> **Requirement**:
Copy out every record below, word for word.

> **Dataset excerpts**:
● ● ● ● ●
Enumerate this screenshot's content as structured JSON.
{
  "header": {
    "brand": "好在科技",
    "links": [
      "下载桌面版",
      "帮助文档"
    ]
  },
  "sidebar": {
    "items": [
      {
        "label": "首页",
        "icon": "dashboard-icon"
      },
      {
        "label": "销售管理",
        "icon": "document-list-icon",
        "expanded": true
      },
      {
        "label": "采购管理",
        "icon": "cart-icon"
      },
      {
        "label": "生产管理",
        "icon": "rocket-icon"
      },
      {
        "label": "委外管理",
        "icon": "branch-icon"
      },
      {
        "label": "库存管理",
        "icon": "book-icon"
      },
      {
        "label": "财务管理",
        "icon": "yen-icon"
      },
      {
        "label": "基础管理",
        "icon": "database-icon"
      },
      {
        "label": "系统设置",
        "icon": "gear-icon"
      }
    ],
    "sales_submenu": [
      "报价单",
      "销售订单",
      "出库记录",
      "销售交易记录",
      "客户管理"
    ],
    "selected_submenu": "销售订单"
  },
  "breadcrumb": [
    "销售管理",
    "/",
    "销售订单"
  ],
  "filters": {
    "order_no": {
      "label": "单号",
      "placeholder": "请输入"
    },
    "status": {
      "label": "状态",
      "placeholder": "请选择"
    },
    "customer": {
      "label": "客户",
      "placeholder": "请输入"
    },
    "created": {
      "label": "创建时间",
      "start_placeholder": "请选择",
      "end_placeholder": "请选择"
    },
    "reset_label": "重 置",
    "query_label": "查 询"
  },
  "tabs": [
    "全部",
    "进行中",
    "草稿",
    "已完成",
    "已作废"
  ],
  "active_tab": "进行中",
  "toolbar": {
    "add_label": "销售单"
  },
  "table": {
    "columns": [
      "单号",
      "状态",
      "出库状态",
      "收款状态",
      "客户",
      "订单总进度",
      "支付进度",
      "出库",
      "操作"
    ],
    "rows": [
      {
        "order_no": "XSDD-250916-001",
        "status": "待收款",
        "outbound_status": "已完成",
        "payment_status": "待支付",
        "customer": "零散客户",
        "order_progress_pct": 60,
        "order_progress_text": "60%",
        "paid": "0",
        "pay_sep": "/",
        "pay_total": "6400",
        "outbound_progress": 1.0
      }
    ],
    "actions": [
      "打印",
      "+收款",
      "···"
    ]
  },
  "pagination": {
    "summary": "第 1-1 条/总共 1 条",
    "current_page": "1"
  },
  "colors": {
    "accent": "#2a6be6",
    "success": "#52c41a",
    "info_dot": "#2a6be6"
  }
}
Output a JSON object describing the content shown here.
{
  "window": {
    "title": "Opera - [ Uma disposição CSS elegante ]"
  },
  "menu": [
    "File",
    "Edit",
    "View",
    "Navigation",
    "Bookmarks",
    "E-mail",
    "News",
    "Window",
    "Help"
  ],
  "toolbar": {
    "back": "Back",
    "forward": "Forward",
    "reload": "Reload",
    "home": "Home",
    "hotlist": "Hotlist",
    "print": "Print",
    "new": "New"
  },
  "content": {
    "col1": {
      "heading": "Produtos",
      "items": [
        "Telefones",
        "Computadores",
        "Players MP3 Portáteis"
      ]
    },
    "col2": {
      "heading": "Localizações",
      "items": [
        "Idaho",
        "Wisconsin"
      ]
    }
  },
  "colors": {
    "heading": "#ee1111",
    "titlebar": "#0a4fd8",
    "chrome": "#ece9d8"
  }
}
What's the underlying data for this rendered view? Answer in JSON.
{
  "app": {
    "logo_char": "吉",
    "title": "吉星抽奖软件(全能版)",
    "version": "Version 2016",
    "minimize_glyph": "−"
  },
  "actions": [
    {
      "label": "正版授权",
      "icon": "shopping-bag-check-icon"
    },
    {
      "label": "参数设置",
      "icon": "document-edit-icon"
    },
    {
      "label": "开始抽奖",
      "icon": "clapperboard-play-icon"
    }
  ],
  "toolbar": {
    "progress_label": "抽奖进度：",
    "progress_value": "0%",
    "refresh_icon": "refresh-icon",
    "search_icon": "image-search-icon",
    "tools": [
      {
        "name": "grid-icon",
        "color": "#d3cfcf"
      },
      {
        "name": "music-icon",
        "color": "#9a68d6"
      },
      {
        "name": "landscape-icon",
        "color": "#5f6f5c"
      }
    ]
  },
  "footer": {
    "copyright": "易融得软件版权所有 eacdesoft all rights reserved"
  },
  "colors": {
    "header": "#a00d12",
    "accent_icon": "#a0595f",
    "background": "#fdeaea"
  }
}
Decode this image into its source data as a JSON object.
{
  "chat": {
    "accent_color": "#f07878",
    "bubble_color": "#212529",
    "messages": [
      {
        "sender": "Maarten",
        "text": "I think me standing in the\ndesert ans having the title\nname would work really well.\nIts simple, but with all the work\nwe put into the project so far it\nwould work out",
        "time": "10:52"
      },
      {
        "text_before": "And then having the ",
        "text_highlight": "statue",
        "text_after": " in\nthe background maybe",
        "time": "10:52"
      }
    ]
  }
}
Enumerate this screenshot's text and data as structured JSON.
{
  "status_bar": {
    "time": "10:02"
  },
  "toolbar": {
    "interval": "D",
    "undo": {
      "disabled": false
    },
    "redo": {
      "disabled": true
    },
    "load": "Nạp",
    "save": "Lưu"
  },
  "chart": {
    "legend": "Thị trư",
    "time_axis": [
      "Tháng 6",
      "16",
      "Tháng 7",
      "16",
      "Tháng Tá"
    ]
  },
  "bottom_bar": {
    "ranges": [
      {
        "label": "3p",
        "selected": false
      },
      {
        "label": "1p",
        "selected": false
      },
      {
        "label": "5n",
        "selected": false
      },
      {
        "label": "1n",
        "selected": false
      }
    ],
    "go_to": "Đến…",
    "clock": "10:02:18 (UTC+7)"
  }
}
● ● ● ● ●
> **Answer section**:
Enumerate this screenshot's content as structured JSON.
{
  "header": {
    "brand": "好在科技",
    "links": [
      "下载桌面版",
      "帮助文档"
    ]
  },
  "sidebar": {
    "items": [
      {
        "label": "首页",
        "icon": "dashboard-icon"
      },
      {
        "label": "销售管理",
        "icon": "document-list-icon",
        "expanded": true
      },
      {
        "label": "采购管理",
        "icon": "cart-icon"
      },
      {
        "label": "生产管理",
        "icon": "rocket-icon"
      },
      {
        "label": "委外管理",
        "icon": "branch-icon"
      },
      {
        "label": "库存管理",
        "icon": "book-icon"
      },
      {
        "label": "财务管理",
        "icon": "yen-icon"
      },
      {
        "label": "基础管理",
        "icon": "database-icon"
      },
      {
        "label": "系统设置",
        "icon": "gear-icon"
      }
    ],
    "sales_submenu": [
      "报价单",
      "销售订单",
      "出库记录",
      "销售交易记录",
      "客户管理"
    ],
    "selected_submenu": "销售订单"
  },
  "breadcrumb": [
    "销售管理",
    "/",
    "销售订单"
  ],
  "filters": {
    "order_no": {
      "label": "单号",
      "placeholder": "请输入"
    },
    "status": {
      "label": "状态",
      "placeholder": "请选择"
    },
    "customer": {
      "label": "客户",
      "placeholder": "请输入"
    },
    "created": {
      "label": "创建时间",
      "start_placeholder": "请选择",
      "end_placeholder": "请选择"
    },
    "reset_label": "重 置",
    "query_label": "查 询"
  },
  "tabs": [
    "全部",
    "进行中",
    "草稿",
    "已完成",
    "已作废"
  ],
  "active_tab": "进行中",
  "toolbar": {
    "add_label": "销售单"
  },
  "table": {
    "columns": [
      "单号",
      "状态",
      "出库状态",
      "收款状态",
      "客户",
      "订单总进度",
      "支付进度",
      "出库",
      "操作"
    ],
    "rows": [
      {
        "order_no": "XSDD-250916-001",
        "status": "待收款",
        "outbound_status": "已完成",
        "payment_status": "待支付",
        "customer": "零散客户",
        "order_progress_pct": 60,
        "order_progress_text": "60%",
        "paid": "0",
        "pay_sep": "/",
        "pay_total": "6400",
        "outbound_progress": 1.0
      }
    ],
    "actions": [
      "打印",
      "+收款",
      "···"
    ]
  },
  "pagination": {
    "summary": "第 1-1 条/总共 1 条",
    "current_page": "1"
  },
  "colors": {
    "accent": "#2a6be6",
    "success": "#52c41a",
    "info_dot": "#2a6be6"
  }
}
Output a JSON object describing the content shown here.
{
  "window": {
    "title": "Opera - [ Uma disposição CSS elegante ]"
  },
  "menu": [
    "File",
    "Edit",
    "View",
    "Navigation",
    "Bookmarks",
    "E-mail",
    "News",
    "Window",
    "Help"
  ],
  "toolbar": {
    "back": "Back",
    "forward": "Forward",
    "reload": "Reload",
    "home": "Home",
    "hotlist": "Hotlist",
    "print": "Print",
    "new": "New"
  },
  "content": {
    "col1": {
      "heading": "Produtos",
      "items": [
        "Telefones",
        "Computadores",
        "Players MP3 Portáteis"
      ]
    },
    "col2": {
      "heading": "Localizações",
      "items": [
        "Idaho",
        "Wisconsin"
      ]
    }
  },
  "colors": {
    "heading": "#ee1111",
    "titlebar": "#0a4fd8",
    "chrome": "#ece9d8"
  }
}
What's the underlying data for this rendered view? Answer in JSON.
{
  "app": {
    "logo_char": "吉",
    "title": "吉星抽奖软件(全能版)",
    "version": "Version 2016",
    "minimize_glyph": "−"
  },
  "actions": [
    {
      "label": "正版授权",
      "icon": "shopping-bag-check-icon"
    },
    {
      "label": "参数设置",
      "icon": "document-edit-icon"
    },
    {
      "label": "开始抽奖",
      "icon": "clapperboard-play-icon"
    }
  ],
  "toolbar": {
    "progress_label": "抽奖进度：",
    "progress_value": "0%",
    "refresh_icon": "refresh-icon",
    "search_icon": "image-search-icon",
    "tools": [
      {
        "name": "grid-icon",
        "color": "#d3cfcf"
      },
      {
        "name": "music-icon",
        "color": "#9a68d6"
      },
      {
        "name": "landscape-icon",
        "color": "#5f6f5c"
      }
    ]
  },
  "footer": {
    "copyright": "易融得软件版权所有 eacdesoft all rights reserved"
  },
  "colors": {
    "header": "#a00d12",
    "accent_icon": "#a0595f",
    "background": "#fdeaea"
  }
}
Decode this image into its source data as a JSON object.
{
  "chat": {
    "accent_color": "#f07878",
    "bubble_color": "#212529",
    "messages": [
      {
        "sender": "Maarten",
        "text": "I think me standing in the\ndesert ans having the title\nname would work really well.\nIts simple, but with all the work\nwe put into the project so far it\nwould work out",
        "time": "10:52"
      },
      {
        "text_before": "And then having the ",
        "text_highlight": "statue",
        "text_after": " in\nthe background maybe",
        "time": "10:52"
      }
    ]
  }
}
Enumerate this screenshot's text and data as structured JSON.
{
  "status_bar": {
    "time": "10:02"
  },
  "toolbar": {
    "interval": "D",
    "undo": {
      "disabled": false
    },
    "redo": {
      "disabled": true
    },
    "load": "Nạp",
    "save": "Lưu"
  },
  "chart": {
    "legend": "Thị trư",
    "time_axis": [
      "Tháng 6",
      "16",
      "Tháng 7",
      "16",
      "Tháng Tá"
    ]
  },
  "bottom_bar": {
    "ranges": [
      {
        "label": "3p",
        "selected": false
      },
      {
        "label": "1p",
        "selected": false
      },
      {
        "label": "5n",
        "selected": false
      },
      {
        "label": "1n",
        "selected": false
      }
    ],
    "go_to": "Đến…",
    "clock": "10:02:18 (UTC+7)"
  }
}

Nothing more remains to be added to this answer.